Invest in Israel’s geosocial periphery

Year after year, there is a continuing trend of more and more young people deciding to pack themselves off and seek their futures in more established towns and cities, even at a much higher cost.

Soldiers at Beersheba's Central Bus Station  (photo credit: MARC ISRAEL SELLEM)
Soldiers at Beersheba's Central Bus Station
(photo credit: MARC ISRAEL SELLEM)
Or Yehuda, Lod, Bat Yam, Beersheba, and Haifa’s bayside suburbs are some of the prominent places visited in recent weeks by our politicians from across the political spectrum. In the run up to the general elections, the candidates campaigned along the length and breadth of the country, highlighting their visits in neighborhoods, towns and cities located on the social and geographic margins of society, promising the residents a rosy future, rehabilitation and advancement of the periphery, more employment, wonderful education and fantastic infrastructures.
The trend on the ground, however, is apparently not on the campaign trail. Year after year, there is a continuing trend of more and more young people deciding to pack themselves off and seek their futures in more established towns and cities, even at a much higher cost, both financial and social. The older residents have already despaired of election campaigns and promises, and hopes of change, and the geosocial periphery remains in the same difficult-to-break vicious circle.
So, dear elected public officials, this is a proposal to work on a shared vision, if you just choose to abandon your newfound love for never-ending election cycles. This vision that will help you all to come down from your trees of political blocs and boycotts, and get to work – laying the foundations for a model society and a fitting home for our children beyond Tel Aviv’s city limits.
I have been engaged in the business and philanthropy world for several years and, like many others, I have come to understand that the real power driving the market is human capital. In every place situated on the margins of Israeli society, whether the residents are secular, religious, ultra-Orthodox or Arab, there is a nucleus of young people who care, and are prepared to do a great deal to stay there, if only they were given reasons to do so.
In the past decade, I have been involved in a social-economic model that is gaining strength from year to year, and acts on the ground. Hundreds and thousands of young people, with the right encouragement and tools, embark on a path in the opposite direction, choosing to migrate from Israel’s center to its geosocial periphery.
Movements and towns and cities are coming together to lead social change by encouraging students and young people to settle in the geosocial periphery. The basis is the creation of meaningful social-entrepreneurship activity in these localities, and developing a young supporting community. Communities putting down roots in these areas establish kindergartens, participate in community life, and affect all aspects of life from the inside: education, employment, economy, culture and leisure.
The model whereby young people establish communities in neighborhoods and towns/cities in Israel’s geosocial periphery, also drives the local economy – the young people who come, or remain, need housing, thus promoting urban renewal; they seek culture and leisure activities and venues, which creates community and also injects money into local businesses, out of local pride. Thus, the model also reduces the localities’ dependence on the state by creating independent economic life.
Keeping young people in Israel’s geosocial periphery should be one of the main objectives of any government. The young people who stay and make their home in these places bring a new attitude with them. They are ready for changes, they lead, and yet the young people I encounter have so much respect for the place and the community, whether in Lod, Bnei Brak, Rahat or Kiryat Malachi.
To make the country’s geosocial periphery attractive, the government needs to invest dedicated resources into making it a quality alternative. Proven models for establishing young communities should be adopted as a national program for all low SES towns, cities and neighborhoods.
You all forgot to include the geosocial periphery in your election platforms. You excluded these cities, towns and neighborhoods from the campaign discourse. If you have the sagacity to include a commitment to this change in your coalition negotiations, you will quickly discover that there is more that unites you than divides you, and we will be waiting for you on the other side with a well-ordered plan for building a better future.
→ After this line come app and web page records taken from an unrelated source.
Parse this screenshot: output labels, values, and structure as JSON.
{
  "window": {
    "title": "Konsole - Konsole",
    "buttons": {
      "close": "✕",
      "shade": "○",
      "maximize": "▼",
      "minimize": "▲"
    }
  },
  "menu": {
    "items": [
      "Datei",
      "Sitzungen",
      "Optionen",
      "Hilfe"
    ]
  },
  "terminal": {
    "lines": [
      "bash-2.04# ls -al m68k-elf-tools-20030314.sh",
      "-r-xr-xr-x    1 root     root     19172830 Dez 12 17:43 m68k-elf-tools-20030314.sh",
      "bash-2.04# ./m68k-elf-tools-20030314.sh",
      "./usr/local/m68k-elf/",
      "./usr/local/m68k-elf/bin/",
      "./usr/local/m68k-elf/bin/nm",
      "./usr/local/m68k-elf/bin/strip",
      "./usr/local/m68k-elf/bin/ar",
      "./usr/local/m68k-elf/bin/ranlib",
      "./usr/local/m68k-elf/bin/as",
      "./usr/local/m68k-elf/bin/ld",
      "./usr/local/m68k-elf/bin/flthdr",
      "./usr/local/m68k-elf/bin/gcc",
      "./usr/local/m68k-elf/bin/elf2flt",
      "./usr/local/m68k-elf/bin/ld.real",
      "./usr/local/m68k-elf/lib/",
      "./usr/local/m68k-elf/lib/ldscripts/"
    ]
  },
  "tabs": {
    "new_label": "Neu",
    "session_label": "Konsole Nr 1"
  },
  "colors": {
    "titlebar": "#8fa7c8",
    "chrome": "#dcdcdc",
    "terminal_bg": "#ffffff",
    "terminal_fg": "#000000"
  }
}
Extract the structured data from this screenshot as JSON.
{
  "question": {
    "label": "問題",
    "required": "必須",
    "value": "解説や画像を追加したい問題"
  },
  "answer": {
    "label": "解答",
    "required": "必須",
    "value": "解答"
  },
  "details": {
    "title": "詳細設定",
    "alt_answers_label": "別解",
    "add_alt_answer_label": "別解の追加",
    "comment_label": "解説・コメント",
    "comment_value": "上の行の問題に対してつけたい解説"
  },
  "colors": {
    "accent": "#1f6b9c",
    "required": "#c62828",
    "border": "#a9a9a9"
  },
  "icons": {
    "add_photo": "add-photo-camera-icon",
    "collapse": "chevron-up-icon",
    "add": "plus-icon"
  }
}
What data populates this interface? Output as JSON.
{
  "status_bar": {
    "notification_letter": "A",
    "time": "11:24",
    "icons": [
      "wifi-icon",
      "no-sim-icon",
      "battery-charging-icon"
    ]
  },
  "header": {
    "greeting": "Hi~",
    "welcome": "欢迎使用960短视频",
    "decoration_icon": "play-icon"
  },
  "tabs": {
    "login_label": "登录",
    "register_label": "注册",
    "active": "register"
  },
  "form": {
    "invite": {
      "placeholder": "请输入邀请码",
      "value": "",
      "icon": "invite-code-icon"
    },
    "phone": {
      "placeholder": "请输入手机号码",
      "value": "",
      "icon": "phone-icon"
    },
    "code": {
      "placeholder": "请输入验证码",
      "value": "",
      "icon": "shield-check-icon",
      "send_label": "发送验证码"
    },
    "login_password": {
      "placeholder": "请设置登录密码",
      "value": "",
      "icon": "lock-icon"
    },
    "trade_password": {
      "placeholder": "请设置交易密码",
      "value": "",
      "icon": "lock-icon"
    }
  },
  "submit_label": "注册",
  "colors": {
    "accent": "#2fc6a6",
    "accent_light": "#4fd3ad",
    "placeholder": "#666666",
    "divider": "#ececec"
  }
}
The author is a CPA, founder of SRI Global Group, and chairman of Tozeret Ha’aretz (establishing student communities in Israel’s geosocial periphery)